◆ Brief
Filter this data down to the lines that hold "support", and copy them.

(Stored items from a collection)
* * * * * * *
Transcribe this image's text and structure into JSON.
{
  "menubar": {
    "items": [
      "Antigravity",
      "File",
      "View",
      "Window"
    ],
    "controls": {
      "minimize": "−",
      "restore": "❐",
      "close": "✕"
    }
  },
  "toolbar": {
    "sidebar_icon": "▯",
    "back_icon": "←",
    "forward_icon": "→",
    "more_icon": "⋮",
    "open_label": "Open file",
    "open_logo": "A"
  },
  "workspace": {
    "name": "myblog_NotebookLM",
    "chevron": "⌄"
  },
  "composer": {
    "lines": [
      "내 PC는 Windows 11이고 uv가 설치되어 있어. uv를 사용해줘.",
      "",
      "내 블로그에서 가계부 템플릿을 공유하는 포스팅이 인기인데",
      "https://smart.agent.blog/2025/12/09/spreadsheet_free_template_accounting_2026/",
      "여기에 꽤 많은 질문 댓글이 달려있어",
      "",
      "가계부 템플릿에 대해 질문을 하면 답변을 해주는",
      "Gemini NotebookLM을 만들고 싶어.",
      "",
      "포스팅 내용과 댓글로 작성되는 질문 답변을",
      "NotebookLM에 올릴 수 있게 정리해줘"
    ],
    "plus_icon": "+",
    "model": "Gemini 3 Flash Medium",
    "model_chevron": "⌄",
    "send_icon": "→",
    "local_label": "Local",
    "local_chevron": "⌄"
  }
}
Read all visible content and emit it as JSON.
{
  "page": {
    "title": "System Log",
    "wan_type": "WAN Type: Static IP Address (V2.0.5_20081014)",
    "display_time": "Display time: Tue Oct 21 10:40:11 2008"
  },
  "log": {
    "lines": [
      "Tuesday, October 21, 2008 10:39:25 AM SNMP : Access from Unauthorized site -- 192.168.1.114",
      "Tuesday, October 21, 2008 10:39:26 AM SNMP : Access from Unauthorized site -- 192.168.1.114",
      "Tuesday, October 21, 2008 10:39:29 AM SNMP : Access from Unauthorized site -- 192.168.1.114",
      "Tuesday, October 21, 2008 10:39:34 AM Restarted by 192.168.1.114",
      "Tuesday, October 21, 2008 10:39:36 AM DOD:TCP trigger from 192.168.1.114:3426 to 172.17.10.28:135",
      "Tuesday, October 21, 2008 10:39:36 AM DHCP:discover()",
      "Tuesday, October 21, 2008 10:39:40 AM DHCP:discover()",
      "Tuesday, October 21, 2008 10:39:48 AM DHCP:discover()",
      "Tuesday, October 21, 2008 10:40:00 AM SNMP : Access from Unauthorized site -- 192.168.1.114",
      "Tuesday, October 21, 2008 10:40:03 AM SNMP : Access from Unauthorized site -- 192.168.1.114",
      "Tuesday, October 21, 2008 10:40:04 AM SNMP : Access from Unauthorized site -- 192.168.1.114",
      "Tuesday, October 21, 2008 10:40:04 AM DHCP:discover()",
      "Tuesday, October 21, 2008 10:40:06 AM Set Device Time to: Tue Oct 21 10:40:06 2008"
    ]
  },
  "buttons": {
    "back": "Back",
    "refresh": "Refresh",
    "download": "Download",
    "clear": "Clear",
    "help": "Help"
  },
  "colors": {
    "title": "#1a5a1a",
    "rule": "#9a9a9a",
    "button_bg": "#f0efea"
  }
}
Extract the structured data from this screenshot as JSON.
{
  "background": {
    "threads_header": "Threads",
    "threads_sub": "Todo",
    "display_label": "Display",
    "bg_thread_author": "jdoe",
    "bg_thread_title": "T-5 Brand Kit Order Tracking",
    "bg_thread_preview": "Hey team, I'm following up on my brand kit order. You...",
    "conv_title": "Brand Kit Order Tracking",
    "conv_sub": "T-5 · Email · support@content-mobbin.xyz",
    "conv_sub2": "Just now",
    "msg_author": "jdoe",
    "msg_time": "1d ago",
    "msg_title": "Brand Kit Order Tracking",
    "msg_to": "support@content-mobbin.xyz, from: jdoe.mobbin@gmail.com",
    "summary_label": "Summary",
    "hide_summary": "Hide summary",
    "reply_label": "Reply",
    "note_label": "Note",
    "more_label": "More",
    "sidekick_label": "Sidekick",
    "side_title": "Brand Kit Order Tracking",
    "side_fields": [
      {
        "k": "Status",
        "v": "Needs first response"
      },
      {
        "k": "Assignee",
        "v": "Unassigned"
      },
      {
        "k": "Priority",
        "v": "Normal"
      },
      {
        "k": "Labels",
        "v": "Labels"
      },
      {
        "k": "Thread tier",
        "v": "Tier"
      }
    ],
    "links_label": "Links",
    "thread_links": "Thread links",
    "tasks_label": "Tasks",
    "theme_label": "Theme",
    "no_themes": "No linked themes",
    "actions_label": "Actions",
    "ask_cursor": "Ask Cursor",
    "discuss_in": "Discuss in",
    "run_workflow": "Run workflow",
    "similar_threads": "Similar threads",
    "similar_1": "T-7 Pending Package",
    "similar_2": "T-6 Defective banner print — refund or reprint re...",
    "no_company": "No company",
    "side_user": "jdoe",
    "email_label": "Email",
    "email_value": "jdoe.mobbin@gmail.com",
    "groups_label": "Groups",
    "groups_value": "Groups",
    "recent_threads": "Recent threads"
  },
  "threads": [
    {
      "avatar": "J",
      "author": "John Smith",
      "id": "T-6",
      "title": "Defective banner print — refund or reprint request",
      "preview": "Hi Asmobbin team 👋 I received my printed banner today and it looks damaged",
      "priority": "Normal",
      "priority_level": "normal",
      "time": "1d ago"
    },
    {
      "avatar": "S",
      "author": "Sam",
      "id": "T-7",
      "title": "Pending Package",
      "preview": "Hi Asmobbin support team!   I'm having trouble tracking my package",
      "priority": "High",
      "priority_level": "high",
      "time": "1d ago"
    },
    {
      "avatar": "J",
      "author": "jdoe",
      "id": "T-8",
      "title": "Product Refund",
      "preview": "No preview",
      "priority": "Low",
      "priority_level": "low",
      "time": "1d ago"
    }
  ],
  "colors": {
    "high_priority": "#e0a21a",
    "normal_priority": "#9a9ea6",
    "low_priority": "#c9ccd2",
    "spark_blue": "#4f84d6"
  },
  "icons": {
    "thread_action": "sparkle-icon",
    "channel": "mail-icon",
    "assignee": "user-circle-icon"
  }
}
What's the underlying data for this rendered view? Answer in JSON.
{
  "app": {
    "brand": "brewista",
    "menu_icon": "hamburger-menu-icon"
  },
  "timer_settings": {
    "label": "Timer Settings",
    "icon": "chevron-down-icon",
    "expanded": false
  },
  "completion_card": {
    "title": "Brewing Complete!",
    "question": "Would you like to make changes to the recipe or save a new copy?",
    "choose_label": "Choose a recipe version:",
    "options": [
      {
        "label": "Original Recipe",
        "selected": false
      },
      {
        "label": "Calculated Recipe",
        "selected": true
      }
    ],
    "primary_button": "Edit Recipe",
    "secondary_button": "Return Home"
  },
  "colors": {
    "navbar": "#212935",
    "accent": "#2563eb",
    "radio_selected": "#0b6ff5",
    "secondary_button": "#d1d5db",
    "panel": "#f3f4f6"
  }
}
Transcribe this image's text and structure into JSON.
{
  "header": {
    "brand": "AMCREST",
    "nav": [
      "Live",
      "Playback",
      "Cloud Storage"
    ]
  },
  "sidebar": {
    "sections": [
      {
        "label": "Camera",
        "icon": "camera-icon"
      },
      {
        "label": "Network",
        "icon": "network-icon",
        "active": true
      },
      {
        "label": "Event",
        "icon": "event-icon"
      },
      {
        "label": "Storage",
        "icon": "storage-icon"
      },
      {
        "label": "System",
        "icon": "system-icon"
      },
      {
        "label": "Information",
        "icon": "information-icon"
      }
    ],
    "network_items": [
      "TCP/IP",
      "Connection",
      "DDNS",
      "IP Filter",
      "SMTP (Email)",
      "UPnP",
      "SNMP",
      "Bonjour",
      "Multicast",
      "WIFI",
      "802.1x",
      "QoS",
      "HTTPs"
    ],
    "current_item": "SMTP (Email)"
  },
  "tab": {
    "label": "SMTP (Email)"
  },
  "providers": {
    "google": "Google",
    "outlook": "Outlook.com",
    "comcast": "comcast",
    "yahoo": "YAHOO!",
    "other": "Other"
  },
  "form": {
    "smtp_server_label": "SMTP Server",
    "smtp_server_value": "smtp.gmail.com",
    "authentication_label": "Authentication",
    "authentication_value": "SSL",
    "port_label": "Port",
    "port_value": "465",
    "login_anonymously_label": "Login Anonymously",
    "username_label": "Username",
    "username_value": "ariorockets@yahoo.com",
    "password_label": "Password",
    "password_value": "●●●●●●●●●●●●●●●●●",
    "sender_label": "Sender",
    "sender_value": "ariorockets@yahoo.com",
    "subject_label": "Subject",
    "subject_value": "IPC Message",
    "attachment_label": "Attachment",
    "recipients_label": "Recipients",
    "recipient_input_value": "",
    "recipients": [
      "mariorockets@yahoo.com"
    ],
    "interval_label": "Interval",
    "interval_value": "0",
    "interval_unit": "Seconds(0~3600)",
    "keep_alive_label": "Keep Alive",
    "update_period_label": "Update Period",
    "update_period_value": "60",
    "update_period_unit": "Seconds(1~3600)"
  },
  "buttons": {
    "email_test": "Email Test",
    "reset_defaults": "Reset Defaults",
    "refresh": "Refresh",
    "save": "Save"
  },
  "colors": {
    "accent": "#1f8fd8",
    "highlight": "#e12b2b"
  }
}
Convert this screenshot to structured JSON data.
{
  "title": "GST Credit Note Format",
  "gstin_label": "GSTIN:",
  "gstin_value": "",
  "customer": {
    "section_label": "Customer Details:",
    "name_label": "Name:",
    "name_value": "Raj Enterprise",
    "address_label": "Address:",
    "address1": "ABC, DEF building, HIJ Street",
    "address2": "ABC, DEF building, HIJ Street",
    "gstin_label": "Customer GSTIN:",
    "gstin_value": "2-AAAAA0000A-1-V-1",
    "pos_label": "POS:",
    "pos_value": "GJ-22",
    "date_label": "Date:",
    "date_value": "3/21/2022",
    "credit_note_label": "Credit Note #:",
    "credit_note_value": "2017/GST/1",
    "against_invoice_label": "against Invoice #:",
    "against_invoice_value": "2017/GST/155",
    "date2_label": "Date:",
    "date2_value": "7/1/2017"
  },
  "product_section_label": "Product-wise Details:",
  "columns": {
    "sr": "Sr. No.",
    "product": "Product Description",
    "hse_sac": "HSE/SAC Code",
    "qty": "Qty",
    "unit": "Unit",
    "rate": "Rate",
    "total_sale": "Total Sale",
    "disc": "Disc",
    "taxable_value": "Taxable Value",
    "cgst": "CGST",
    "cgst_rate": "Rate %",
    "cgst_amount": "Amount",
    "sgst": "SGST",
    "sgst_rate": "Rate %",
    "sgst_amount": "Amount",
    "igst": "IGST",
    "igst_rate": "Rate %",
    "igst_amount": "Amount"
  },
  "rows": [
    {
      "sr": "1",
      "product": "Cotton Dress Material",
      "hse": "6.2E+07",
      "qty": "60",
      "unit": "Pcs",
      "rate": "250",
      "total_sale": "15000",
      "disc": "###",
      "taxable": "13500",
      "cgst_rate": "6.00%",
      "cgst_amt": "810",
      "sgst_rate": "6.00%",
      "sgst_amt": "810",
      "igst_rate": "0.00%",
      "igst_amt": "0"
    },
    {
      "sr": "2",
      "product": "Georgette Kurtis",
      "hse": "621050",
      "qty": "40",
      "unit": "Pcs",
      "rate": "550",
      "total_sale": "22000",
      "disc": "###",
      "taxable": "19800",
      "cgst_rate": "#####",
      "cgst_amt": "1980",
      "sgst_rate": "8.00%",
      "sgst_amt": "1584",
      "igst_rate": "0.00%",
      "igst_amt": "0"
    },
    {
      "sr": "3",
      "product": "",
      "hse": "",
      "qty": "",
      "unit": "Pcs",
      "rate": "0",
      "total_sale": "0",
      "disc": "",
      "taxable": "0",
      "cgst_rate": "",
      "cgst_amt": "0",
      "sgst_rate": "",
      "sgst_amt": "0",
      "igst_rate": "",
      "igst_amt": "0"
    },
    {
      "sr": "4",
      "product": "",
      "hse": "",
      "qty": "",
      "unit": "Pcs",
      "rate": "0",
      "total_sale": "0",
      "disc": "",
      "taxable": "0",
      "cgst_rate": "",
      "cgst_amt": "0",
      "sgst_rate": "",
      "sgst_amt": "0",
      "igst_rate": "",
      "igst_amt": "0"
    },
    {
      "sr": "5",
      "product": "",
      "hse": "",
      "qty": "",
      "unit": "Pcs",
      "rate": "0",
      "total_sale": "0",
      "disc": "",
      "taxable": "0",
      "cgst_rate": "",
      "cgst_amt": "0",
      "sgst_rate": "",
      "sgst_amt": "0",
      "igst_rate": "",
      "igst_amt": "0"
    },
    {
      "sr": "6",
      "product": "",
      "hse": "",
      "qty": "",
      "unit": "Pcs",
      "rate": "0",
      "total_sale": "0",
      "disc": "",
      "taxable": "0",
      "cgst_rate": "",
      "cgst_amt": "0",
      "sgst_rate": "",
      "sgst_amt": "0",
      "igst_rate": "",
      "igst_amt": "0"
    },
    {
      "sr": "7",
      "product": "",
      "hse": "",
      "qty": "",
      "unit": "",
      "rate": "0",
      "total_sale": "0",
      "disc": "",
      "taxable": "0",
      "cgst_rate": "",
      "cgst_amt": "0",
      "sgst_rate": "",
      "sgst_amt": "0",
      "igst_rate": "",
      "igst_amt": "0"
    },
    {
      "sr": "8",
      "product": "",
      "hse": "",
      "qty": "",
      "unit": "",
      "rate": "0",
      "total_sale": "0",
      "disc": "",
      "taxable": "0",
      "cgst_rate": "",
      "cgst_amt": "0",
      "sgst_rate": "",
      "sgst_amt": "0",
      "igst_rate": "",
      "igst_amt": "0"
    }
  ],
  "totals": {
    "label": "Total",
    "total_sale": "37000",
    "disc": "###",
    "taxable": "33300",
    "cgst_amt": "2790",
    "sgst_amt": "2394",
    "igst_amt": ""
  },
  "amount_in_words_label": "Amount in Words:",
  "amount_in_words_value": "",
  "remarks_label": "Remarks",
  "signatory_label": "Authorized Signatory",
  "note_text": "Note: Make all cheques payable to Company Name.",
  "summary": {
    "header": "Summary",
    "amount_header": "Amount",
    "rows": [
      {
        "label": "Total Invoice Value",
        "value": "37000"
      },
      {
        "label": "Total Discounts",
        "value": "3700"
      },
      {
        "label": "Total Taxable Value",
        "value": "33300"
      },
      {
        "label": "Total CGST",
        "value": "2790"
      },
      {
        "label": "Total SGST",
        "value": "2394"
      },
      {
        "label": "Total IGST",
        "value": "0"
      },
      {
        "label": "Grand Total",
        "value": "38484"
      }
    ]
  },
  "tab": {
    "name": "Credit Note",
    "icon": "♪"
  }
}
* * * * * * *
◆ Result
    "conv_sub": "T-5 · Email · support@content-mobbin.xyz",
    "msg_to": "support@content-mobbin.xyz, from: jdoe.mobbin@gmail.com",
      "preview": "Hi Asmobbin support team!   I'm having trouble tracking my package",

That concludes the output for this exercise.